The Italian food tasted good, but it used to taste great before we moved to Mexico.  Perhaps we have burnt out the more delicate taste receptors in our tongues by eating hot sauces and salsas.  Now, don’t get me wrong Ghost Chili Peppers, the world’s hottest chili peppers, are not for us!  A bit spicier is good, crazy hot spicy is no bueno!

Living area 2007
The other obvious change in our lives is the amount of colour that has slowly crept into our house.  When we moved here our casa was tastefully furnished in North American colours: black, neutral beige, and of course white.  Attractive?  Sure.  Interesting?  Not so much.  A few years later the main floor sofa and our patio sofa morphed into green, blue and yellow stripes. I have plans for the next reincarnation that include navy, yellow, pink and orange.  

Living area 2015
Our assorted candle lanterns have been spray painted several times to combat the rust and corrosion and each time the colour combinations are more and more lively: green, blue, yellow, orange.  

Even the dishes piled in our open-front kitchen cabinets have undergone a colour infusion from white and whiter to multi-hued hand blown glassware from Guadalajara, hand painted margarita glasses, turquoise plates, and stacks of blue or yellow bowls.

I wanted pink, orange and yellow, this works.
Recently I decided to update a bathroom small cabinet that we had purchased in 2007.  It was painted black, of course.  

I wandered into a local paint store and explained that I needed small cans of perhaps orange, pink, and yellow in something similar to Varathane, but no luck there.  

The new combination - 6 colours.
The clerk helpfully pulled out a selection of 250ml tins of enamel paint in a variety of blues, yellows and turquoise.  Sure!  Why not?  Colour is colour.  

For the next few days I painted and experimented with the various shades, eventually getting a fun result that I am darn-pleased about.  Now I find myself eyeing other furniture items in the house – thinking, hmm, I wonder.

On a grander scale, we could bravely follow in the foot-steps of other pioneering ex-pats and paint our house a multitude of eye-pleasing hues, but to be honest, we are a bit lazy.  On this side of the island the paint takes a beating with the constant but pleasant cooling breezes.  One colour inside and out suits our lifestyle.  Patching and touchups are easier with one shade to deal with – a little here, a little there.  All done.  We are back to reading a book, and sipping on a glass of wine in record time. 

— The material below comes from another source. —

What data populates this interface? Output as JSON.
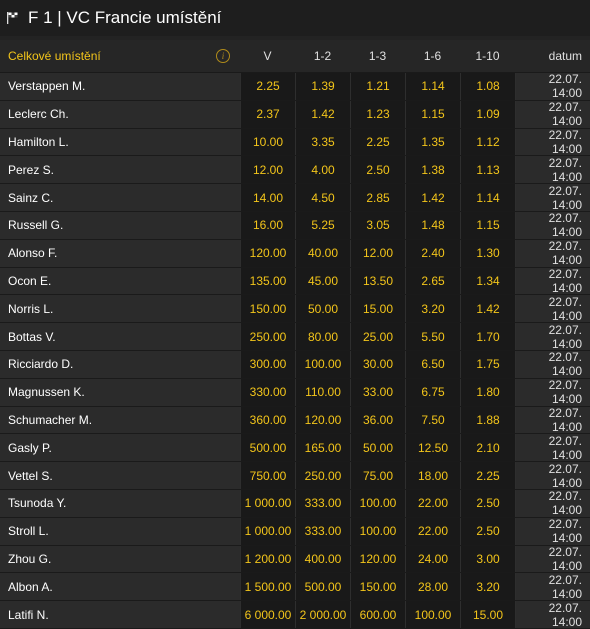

Boats - one of my favourite things to photograph
Less house maintenance also leaves me more time for taking photographs; photographs of my favourite things like brightly painted boats, jazzy houses, and tropical flowers.  

Even laundry hung to dry outside other casas can be eye-catching and bright.  

And then there is our laundry basket.  It is currently filled with t-shirts instead of long-sleeved shirts, shorts instead of long pants, and everything in shades of blue, green, and turquoise to orange, pink and yellow. 

But the one thing that doesn’t change about the laundry basket is the smell!  Canada or Mexico – stinky laundry is still stinky laundry, and needs to be dealt with. 

All clean - hung to dry inside our casa
That’s my next job!  I wisely hang our laundry inside to dry, foiling the attempts of other camera-happy photographers! 

See you next week.

Hasta Luego

Lynda & Lawrie

Don't forget to check our other blog:

September 2015 - new colours